Robin: Well, it is kind of an endless process. I think with client work, you do the best you can with what you know at the time and when the project is done, then you’re done, and you put it away. And I know that I have clients that had set up their site three, four years ago, and I would love to go back and redo it with what I know now because I know that it would be better. But they’re done and if that opportunity comes then I can redo it, but one nice thing about maintaining plugins is that I can continue to work on them and improve them. And even though I put something in the WordPress Repository three years ago, there are still things that I can do to improve it or make it more useful for people or make it better. And that has its own challenges because once you have more than just yourself using it, you have to worry about what other people have done and maintaining backwards compatibility. I see that it’s very difficult to do just in my own projects. And WordPress, in general, having such a strong commitment to maintaining backwards compatibility, you just realize how big of a challenge that really is. Continuing to work presents new problems too.
Tara: I think that’s a great answer. I think it is, I can’t imagine just the ongoing need when you have something like that, a plugin out there that you– it’s not like you’re saying like a client site, “Well, we’re done. You’ve approved this site.” We walk away and then if code changes or something happens then you rehire me to go back and fix it. When it’s your own thing, you really never are done, are you?
Robin: It’s true.
Liam: The proverbial excellent versus good enough.
Tara: that’s right. Okay, Robin, I think we’re about out of time. I want to thank you so much for joining us today. Can you tell us where people can find you and your plugins also? I know you’ve got some great plugins out there.
Robin: My website is just my name, Robincornett.com. It’s Cornett with two Ts and no E on the end. I have a handful of plugins in the WordPress Repository and one is display featured image for Genesis, and one is send images to RSS, one is scriptless social sharing which is a surprisingly hard name to say. [laughter] And there’s a handful of others. They’re all listed on my website.
Tara: Your superside me plugin, I’ve used that one, it’s a great one.
Robin: Thank you. That was one that started out as a client need and grew into a plugin.
Tara: Thank you so much again, it’s great talking with you. We appreciate you sharing your story with us on Hallway Chats, Robin.
Robin: Thank you.
Liam: Thanks for joining us, Robin. Pleasure to meet you.
Robin: Thanks, Liam.
Liam: Thanks for the listening to the show.

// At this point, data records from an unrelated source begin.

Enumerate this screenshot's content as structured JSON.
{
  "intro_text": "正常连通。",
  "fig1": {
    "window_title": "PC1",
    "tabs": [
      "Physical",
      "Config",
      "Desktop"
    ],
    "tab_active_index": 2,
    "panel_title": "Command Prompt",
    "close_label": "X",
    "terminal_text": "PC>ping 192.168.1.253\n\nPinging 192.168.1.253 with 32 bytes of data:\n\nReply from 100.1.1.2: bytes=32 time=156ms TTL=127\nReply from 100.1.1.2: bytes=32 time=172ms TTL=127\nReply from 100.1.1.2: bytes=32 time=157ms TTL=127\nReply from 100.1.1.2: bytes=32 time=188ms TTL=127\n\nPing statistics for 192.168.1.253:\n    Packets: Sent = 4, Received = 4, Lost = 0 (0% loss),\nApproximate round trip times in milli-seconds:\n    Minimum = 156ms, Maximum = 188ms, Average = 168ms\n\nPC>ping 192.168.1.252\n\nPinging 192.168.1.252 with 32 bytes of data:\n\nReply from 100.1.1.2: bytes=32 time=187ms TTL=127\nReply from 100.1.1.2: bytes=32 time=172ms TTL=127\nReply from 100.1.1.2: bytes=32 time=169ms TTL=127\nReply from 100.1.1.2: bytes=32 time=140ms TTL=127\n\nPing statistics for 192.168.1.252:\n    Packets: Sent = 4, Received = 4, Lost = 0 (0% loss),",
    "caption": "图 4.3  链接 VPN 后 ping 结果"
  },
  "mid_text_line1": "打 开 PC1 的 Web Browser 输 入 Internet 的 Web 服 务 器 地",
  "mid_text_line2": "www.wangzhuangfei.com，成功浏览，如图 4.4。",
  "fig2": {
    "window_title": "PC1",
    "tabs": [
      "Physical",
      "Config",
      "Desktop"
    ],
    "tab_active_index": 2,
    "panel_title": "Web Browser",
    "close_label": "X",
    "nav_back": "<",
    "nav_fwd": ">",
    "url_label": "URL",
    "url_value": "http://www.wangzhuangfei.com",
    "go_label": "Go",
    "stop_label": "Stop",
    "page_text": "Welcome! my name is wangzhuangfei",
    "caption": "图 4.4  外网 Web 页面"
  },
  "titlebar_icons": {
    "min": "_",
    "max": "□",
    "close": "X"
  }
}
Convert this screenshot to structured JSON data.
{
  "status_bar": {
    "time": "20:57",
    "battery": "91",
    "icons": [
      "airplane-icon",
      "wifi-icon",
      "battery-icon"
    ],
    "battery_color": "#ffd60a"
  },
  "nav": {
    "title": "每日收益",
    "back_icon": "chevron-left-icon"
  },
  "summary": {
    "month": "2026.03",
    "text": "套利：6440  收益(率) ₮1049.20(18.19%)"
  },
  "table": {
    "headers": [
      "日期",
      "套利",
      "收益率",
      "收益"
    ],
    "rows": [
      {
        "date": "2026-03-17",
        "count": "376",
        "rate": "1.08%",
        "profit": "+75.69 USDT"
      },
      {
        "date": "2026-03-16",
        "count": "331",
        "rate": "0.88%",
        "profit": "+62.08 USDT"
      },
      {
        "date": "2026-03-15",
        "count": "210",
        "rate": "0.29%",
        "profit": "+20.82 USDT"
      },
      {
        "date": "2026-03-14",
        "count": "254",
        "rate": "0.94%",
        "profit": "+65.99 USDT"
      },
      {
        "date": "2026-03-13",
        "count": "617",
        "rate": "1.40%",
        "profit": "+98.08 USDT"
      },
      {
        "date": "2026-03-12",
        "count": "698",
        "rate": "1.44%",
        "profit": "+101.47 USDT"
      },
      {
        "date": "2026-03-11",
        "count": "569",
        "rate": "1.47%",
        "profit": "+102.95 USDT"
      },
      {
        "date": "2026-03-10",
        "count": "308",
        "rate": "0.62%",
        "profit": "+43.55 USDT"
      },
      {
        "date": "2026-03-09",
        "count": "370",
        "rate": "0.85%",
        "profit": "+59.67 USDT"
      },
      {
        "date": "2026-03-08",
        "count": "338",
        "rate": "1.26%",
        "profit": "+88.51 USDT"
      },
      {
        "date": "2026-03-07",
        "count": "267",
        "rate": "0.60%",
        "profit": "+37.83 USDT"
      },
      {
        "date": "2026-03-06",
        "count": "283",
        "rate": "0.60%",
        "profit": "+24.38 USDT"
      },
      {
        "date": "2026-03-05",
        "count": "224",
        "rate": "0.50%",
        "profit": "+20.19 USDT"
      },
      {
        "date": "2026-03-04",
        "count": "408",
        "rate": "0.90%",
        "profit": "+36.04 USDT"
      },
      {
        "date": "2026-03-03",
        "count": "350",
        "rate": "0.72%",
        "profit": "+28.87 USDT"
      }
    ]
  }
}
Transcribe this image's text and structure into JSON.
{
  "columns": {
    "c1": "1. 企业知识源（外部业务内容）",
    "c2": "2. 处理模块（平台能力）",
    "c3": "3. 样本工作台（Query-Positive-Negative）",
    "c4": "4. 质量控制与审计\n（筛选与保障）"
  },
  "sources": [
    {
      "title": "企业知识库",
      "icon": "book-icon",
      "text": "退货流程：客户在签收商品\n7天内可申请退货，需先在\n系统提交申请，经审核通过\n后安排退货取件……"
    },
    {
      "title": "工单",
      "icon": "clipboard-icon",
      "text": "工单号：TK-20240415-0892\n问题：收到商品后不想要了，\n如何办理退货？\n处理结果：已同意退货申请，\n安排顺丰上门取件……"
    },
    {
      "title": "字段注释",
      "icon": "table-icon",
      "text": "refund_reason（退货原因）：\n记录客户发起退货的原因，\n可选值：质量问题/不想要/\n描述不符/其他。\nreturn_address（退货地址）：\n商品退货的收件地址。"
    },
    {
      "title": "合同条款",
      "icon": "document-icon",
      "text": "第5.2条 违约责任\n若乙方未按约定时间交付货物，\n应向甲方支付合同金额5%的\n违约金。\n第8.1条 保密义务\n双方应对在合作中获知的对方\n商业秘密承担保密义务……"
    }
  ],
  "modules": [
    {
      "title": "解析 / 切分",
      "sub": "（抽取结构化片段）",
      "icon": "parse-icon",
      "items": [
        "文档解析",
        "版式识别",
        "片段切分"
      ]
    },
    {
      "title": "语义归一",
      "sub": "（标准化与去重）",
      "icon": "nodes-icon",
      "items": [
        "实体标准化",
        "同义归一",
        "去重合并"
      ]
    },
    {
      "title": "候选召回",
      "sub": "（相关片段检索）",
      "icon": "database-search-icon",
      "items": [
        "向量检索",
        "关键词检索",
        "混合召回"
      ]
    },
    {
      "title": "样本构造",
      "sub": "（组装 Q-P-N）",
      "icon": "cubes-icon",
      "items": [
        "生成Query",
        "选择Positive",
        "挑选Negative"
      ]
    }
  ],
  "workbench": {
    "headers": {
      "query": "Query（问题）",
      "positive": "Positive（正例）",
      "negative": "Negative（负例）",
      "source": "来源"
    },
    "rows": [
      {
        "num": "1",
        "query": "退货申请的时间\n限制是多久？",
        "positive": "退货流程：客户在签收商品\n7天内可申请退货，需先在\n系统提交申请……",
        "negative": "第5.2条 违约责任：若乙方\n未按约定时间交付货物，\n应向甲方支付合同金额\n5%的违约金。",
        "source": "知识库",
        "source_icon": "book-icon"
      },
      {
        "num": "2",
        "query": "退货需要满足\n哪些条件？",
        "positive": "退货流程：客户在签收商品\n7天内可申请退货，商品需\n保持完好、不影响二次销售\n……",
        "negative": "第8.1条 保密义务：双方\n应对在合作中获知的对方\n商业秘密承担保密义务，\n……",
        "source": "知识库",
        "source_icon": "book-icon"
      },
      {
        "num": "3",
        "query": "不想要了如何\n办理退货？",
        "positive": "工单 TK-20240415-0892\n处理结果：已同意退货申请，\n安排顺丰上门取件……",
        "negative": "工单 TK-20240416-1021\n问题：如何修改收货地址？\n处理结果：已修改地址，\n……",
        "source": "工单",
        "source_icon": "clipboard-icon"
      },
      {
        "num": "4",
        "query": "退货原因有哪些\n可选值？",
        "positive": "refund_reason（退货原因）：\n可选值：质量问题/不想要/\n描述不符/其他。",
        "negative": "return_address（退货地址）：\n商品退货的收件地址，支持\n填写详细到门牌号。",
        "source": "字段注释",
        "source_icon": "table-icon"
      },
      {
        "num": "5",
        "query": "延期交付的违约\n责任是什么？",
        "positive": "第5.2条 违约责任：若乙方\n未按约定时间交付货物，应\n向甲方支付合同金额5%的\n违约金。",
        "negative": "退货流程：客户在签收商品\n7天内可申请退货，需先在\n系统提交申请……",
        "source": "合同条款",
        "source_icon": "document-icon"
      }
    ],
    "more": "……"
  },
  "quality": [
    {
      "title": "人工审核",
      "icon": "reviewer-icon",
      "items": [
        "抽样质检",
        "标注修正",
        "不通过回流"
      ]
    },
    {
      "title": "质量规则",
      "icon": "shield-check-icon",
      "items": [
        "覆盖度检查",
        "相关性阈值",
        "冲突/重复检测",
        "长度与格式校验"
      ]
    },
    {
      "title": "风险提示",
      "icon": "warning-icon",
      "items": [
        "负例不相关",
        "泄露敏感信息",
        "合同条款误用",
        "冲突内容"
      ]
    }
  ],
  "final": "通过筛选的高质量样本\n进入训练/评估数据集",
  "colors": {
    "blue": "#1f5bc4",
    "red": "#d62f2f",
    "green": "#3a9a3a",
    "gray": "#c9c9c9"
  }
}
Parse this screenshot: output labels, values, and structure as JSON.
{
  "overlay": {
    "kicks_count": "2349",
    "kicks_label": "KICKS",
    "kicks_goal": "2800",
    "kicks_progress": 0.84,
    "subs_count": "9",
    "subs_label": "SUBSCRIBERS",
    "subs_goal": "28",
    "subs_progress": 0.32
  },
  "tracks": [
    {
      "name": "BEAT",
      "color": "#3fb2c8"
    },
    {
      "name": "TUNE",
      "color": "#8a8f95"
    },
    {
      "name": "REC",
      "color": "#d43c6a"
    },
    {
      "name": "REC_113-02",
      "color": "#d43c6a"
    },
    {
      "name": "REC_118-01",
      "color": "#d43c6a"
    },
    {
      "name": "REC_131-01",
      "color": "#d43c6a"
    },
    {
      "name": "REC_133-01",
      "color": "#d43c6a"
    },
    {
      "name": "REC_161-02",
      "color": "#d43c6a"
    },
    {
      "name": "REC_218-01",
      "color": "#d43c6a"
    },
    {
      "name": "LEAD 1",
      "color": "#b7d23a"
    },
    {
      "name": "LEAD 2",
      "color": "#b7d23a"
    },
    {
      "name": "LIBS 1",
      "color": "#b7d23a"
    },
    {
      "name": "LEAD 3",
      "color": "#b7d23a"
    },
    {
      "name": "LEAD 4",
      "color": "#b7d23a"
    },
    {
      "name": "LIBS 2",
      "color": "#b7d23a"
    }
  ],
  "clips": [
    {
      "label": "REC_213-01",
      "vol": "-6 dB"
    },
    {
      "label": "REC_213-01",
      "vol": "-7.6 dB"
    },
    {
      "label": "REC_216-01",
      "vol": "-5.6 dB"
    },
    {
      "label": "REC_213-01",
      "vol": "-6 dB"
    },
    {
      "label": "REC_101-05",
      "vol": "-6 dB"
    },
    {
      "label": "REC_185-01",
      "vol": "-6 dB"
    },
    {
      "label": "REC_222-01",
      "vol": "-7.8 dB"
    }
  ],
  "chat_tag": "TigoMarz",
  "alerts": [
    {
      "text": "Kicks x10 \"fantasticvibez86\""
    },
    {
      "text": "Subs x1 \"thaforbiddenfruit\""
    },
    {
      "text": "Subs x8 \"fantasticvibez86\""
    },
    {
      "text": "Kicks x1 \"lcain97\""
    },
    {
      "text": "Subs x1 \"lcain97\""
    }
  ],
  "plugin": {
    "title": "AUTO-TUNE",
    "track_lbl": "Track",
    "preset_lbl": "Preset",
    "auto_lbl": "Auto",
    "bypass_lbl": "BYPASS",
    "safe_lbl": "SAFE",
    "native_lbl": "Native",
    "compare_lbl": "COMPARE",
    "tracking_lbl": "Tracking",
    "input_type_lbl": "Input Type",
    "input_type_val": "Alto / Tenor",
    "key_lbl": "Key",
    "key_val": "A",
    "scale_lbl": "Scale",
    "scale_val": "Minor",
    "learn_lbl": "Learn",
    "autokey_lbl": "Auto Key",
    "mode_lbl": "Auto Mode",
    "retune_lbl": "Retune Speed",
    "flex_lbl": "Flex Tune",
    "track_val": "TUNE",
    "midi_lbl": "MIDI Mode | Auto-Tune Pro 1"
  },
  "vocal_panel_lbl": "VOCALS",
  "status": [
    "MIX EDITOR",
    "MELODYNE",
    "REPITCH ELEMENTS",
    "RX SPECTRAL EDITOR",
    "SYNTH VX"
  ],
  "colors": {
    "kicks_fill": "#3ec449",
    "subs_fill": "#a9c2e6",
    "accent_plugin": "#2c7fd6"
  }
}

We sure hope you enjoyed it much as we did.
Tara: If you like what we’re doing here – meeting new people in our WordPress community – we invite you to tell others about it. We’re on iTunes and at hallwaychats.com.
Liam: Better yet, ask your WordPress friends and colleagues to join us on the show. Encourage them to complete the “Be on the show” form on our site, to tell us about themselves.